Step 3. Do not count calories for life
When first beginning to lose weight, most people follow a program or a plan to take the pounds off. While there are many good programs on the market, I have seen too many people fall off their program, only to gain the weight back. This is why 90 to 95 per cent of all dieters eventually gain the weight back. Don’t misunderstand — there are many wonderful weight loss books, programs, etc., on the market that can help with the initial weight that needs to be lost. However, in addition to this, it is also critical to become a student of nutrition. This is essential when you fall off your program (which you will at one point or another), because you will have the basic fundamental nutritional skills to climb back onto the heath wagon without feelings of deprivation. As one of the most powerful tools we have for health and disease prevention, learning the basics of nutrition is one of the most valuable assets you can offer yourself and your family. Keep in mind that any diet that overly restricts the intake of calories, carbohydrates or fats is not a sustainable diet.

Step 4. Do not eat past 7p.m.

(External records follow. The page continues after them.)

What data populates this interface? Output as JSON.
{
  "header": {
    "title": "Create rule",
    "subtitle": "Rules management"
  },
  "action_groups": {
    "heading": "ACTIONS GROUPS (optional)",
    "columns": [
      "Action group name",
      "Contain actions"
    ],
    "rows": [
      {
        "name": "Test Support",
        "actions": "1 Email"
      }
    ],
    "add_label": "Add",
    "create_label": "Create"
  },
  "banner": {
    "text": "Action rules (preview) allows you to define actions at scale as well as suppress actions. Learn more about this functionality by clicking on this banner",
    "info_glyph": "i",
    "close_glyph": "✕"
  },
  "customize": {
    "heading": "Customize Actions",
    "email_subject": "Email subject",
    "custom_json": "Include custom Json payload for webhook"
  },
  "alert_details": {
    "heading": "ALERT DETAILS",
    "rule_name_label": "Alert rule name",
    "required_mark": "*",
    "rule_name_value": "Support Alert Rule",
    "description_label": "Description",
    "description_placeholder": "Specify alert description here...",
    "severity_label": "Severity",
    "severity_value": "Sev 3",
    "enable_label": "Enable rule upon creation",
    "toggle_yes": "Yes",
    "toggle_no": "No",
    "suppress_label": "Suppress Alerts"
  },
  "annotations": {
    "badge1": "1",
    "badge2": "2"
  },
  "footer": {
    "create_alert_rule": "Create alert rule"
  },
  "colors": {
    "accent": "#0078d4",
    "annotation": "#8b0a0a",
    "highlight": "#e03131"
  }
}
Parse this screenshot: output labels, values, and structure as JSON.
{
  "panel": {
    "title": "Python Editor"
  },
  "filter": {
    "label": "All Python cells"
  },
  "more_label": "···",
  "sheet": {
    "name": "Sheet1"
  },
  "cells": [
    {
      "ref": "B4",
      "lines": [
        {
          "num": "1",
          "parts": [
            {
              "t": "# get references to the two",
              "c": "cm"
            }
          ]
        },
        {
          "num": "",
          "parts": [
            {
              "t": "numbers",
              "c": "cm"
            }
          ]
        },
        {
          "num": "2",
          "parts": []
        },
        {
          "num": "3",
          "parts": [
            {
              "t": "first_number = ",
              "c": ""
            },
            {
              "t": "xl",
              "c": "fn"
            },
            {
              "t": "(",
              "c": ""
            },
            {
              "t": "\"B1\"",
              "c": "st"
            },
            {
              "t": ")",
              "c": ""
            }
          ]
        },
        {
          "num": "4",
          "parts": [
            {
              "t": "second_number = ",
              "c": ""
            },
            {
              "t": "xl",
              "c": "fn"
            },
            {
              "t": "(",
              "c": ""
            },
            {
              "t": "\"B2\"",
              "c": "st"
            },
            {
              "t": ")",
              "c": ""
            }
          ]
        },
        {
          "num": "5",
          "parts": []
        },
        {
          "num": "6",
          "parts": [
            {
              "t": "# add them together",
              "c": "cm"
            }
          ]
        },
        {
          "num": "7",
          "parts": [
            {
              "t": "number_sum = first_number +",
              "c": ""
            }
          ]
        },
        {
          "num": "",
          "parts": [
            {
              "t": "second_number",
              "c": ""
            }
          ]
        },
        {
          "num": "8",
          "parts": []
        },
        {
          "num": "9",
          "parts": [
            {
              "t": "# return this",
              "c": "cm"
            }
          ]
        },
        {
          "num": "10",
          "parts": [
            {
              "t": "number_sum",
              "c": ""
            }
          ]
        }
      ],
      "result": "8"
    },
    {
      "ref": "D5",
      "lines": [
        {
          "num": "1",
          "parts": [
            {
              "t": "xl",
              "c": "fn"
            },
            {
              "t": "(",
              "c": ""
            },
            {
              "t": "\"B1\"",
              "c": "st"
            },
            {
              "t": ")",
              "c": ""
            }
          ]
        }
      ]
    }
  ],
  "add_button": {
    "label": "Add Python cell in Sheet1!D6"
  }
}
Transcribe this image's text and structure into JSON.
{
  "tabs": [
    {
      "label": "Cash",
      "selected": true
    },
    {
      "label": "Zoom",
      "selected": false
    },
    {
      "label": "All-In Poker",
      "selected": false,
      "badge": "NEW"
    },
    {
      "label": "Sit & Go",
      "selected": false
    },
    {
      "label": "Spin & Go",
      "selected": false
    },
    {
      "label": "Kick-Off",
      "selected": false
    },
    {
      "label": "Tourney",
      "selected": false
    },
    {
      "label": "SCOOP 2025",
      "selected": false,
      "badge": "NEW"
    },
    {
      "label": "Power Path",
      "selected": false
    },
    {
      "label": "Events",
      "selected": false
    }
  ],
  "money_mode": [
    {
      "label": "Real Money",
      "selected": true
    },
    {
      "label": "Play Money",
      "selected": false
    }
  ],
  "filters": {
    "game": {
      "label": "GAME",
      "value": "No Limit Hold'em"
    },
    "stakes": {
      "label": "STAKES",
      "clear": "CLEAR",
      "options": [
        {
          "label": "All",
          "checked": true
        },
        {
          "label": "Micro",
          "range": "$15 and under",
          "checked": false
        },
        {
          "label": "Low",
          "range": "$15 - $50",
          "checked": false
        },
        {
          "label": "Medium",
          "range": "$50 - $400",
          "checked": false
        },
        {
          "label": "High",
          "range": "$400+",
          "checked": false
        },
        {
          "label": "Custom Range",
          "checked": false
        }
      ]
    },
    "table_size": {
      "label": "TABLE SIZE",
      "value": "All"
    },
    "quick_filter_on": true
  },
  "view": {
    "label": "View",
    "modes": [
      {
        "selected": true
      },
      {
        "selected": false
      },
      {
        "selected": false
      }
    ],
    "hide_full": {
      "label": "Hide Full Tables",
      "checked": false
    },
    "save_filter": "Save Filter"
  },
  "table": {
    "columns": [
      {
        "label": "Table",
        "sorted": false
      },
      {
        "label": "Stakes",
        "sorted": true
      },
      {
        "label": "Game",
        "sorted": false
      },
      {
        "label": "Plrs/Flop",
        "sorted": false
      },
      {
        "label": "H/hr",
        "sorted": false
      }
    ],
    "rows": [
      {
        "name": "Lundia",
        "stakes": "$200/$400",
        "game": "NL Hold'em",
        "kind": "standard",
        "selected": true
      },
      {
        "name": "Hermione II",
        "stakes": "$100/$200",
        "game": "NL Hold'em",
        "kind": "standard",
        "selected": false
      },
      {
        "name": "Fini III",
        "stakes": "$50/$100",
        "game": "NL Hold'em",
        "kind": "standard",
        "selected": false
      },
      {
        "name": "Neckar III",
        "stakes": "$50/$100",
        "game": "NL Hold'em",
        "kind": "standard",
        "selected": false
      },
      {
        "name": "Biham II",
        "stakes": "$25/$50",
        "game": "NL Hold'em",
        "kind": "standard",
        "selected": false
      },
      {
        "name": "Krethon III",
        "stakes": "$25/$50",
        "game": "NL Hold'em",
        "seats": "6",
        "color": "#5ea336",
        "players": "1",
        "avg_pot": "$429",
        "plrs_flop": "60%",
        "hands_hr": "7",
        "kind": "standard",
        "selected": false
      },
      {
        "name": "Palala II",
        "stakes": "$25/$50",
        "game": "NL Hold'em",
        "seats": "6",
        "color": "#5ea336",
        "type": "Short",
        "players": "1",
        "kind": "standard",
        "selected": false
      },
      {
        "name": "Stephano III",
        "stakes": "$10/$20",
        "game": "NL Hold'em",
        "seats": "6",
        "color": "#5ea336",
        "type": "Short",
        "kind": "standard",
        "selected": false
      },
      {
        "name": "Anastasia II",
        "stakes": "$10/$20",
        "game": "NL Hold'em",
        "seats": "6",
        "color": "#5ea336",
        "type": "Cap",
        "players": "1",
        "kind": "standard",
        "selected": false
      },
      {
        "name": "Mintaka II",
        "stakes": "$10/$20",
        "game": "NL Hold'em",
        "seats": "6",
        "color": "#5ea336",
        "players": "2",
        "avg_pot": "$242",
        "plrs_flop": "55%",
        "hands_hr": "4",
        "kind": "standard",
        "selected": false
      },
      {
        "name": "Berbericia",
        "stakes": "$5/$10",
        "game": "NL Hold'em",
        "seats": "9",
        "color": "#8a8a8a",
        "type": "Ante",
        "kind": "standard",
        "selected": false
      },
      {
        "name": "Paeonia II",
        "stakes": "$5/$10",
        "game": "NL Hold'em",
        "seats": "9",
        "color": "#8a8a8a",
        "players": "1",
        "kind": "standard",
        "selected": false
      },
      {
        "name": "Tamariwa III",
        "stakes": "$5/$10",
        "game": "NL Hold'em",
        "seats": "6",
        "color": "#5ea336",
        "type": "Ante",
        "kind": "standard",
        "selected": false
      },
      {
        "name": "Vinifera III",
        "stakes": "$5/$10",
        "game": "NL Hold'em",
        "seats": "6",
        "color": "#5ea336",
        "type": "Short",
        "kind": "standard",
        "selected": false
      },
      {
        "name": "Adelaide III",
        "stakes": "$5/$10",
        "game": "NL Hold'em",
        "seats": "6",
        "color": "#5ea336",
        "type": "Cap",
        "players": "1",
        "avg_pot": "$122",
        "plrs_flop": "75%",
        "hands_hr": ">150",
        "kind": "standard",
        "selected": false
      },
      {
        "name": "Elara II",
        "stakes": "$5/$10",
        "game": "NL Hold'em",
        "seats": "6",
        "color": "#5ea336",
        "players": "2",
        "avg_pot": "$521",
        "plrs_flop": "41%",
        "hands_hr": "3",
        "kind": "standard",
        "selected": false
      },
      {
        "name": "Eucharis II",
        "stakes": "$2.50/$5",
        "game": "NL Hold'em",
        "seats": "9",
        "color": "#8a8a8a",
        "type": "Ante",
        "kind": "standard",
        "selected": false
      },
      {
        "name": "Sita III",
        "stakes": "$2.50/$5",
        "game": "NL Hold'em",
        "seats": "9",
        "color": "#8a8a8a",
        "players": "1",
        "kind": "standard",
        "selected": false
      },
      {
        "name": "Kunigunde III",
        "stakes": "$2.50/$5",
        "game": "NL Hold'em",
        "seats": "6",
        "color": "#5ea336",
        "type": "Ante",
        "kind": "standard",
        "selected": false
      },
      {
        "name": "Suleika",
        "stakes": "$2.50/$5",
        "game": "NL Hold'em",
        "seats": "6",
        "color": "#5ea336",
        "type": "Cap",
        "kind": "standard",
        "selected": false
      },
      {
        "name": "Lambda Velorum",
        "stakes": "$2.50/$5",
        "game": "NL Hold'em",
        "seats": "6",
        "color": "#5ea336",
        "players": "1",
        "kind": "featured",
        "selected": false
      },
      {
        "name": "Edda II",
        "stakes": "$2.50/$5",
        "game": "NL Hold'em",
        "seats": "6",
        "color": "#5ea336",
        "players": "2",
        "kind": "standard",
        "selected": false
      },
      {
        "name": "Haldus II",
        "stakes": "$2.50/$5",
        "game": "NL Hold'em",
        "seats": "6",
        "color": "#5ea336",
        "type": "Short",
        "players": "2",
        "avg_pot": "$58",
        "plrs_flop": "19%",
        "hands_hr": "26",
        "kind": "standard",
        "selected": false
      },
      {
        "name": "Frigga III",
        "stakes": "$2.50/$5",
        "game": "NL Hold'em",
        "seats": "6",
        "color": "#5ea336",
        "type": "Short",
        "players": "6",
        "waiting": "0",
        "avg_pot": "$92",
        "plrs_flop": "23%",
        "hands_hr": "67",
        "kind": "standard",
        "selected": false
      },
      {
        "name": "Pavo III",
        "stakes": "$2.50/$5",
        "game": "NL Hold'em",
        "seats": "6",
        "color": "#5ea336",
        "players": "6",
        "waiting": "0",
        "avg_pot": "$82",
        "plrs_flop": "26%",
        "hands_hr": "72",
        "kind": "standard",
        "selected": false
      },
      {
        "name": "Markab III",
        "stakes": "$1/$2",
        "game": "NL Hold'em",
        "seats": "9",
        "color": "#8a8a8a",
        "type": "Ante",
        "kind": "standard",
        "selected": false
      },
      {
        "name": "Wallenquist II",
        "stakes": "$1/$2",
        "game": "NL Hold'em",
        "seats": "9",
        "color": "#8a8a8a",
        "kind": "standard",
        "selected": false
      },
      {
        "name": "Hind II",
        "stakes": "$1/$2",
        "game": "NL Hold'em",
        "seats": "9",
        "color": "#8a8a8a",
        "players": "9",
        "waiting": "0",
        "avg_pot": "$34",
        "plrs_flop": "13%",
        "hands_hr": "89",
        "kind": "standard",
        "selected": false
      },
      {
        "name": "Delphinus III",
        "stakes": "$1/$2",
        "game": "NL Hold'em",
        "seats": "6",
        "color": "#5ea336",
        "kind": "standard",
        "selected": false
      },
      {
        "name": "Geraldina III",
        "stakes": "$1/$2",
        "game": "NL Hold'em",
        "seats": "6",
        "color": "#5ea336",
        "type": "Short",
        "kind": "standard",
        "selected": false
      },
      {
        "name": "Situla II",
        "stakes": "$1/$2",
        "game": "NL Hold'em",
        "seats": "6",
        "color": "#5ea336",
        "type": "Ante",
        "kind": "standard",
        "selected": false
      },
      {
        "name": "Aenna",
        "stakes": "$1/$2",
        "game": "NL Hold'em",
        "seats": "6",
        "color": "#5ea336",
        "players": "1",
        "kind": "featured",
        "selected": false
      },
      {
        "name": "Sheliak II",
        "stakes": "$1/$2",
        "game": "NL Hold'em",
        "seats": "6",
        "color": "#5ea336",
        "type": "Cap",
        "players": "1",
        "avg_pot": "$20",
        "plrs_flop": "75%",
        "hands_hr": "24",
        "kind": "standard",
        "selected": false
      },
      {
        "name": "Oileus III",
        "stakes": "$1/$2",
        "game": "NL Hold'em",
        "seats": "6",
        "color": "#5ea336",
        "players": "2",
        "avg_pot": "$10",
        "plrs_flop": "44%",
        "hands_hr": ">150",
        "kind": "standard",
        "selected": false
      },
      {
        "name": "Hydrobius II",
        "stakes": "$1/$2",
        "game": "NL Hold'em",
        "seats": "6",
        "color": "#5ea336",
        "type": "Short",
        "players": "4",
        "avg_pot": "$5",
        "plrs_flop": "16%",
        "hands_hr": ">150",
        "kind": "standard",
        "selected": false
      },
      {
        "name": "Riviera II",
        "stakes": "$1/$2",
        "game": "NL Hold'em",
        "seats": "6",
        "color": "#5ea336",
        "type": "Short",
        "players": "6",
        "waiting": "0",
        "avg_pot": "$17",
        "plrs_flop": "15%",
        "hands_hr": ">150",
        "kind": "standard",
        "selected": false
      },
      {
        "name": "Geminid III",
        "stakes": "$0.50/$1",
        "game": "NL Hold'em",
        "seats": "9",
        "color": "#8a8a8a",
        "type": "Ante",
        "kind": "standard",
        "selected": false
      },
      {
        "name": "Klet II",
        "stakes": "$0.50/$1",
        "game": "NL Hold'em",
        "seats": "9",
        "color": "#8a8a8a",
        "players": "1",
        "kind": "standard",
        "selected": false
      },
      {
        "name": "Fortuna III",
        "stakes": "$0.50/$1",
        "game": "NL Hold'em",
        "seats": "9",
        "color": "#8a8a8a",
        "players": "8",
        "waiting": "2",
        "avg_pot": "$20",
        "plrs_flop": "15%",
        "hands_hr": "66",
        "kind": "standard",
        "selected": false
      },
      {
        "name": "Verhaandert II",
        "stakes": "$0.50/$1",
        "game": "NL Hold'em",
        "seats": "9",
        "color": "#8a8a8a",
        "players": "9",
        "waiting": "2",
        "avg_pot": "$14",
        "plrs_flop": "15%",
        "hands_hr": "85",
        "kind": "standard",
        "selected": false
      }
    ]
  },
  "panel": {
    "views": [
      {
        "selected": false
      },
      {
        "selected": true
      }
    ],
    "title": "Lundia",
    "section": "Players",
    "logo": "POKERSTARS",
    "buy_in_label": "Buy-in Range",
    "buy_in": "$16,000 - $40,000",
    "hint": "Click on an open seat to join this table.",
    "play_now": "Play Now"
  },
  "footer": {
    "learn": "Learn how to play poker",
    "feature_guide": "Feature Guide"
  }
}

When implementing behavioural changes, those related to food are often the hardest to make. That being said, it is often difficult for people to change their habit of late-night eating. Unfortunately, the pattern of skipping breakfast, eating a fast food lunch and a late night dinner of pasta, bread and other starches is a one-way ticket to weight gain and fatigue. Instead of falling into this vicious cycle, try to eat dinner no later than 7p.m. In addition, dinner is the perfect meal to maximize protein and vegetables and put less emphasis on grains. If you do eat a grain, try to select whole grain breads, pastas or brown rice. If the urge to munch does creep up later in the evening, satiate the feeling by munching on “free foods” such as cucumbers, celery or broccoli florets. In addition, drinking herbal tea or water helps to fill you up and cut down on sugar cravings.
Wishing you a healthy and happy road filled with delicious and healthy food options. Bon appetite!

Information sourced from: http://www.sparkpeople.com/mypage_public_journal_individual.asp?blog_id=1200830